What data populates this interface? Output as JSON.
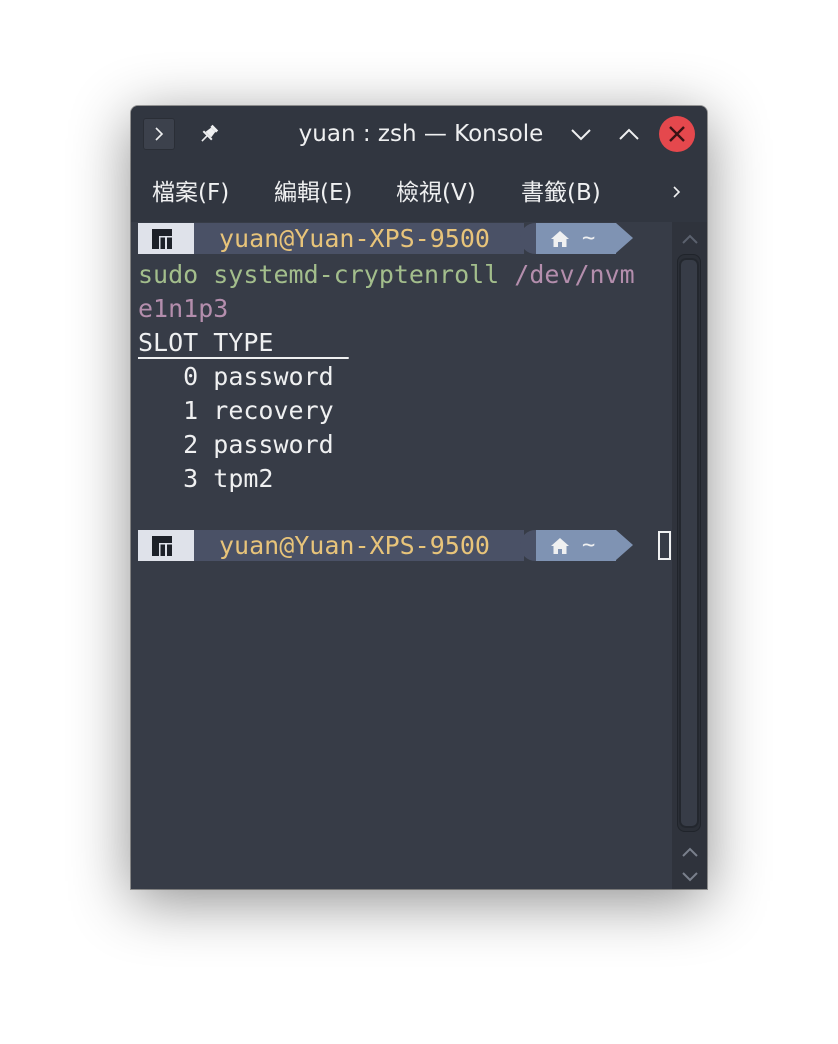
{
  "window": {
    "title": "yuan : zsh — Konsole"
  },
  "menu": {
    "items": [
      "檔案(F)",
      "編輯(E)",
      "檢視(V)",
      "書籤(B)"
    ],
    "more_icon": "chevron-right-icon"
  },
  "prompt": {
    "user_host": "yuan@Yuan-XPS-9500",
    "home_icon": "home-icon",
    "dir": "~"
  },
  "terminal": {
    "command_name": "sudo systemd-cryptenroll",
    "command_arg_part1": "/dev/nvm",
    "command_arg_part2": "e1n1p3",
    "table_header": "SLOT TYPE     ",
    "rows": [
      {
        "slot": "0",
        "type": "password"
      },
      {
        "slot": "1",
        "type": "recovery"
      },
      {
        "slot": "2",
        "type": "password"
      },
      {
        "slot": "3",
        "type": "tpm2"
      }
    ]
  },
  "colors": {
    "background": "#373c47",
    "titlebar": "#313640",
    "command": "#a3be8c",
    "path": "#b48ead",
    "user_host": "#e8c47a",
    "close_button": "#e5484d"
  }
}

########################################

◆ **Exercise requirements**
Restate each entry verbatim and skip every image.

◆ **Written response**
What data populates this interface? Output as JSON.
{
  "window": {
    "title": "yuan : zsh — Konsole"
  },
  "menu": {
    "items": [
      "檔案(F)",
      "編輯(E)",
      "檢視(V)",
      "書籤(B)"
    ],
    "more_icon": "chevron-right-icon"
  },
  "prompt": {
    "user_host": "yuan@Yuan-XPS-9500",
    "home_icon": "home-icon",
    "dir": "~"
  },
  "terminal": {
    "command_name": "sudo systemd-cryptenroll",
    "command_arg_part1": "/dev/nvm",
    "command_arg_part2": "e1n1p3",
    "table_header": "SLOT TYPE     ",
    "rows": [
      {
        "slot": "0",
        "type": "password"
      },
      {
        "slot": "1",
        "type": "recovery"
      },
      {
        "slot": "2",
        "type": "password"
      },
      {
        "slot": "3",
        "type": "tpm2"
      }
    ]
  },
  "colors": {
    "background": "#373c47",
    "titlebar": "#313640",
    "command": "#a3be8c",
    "path": "#b48ead",
    "user_host": "#e8c47a",
    "close_button": "#e5484d"
  }
}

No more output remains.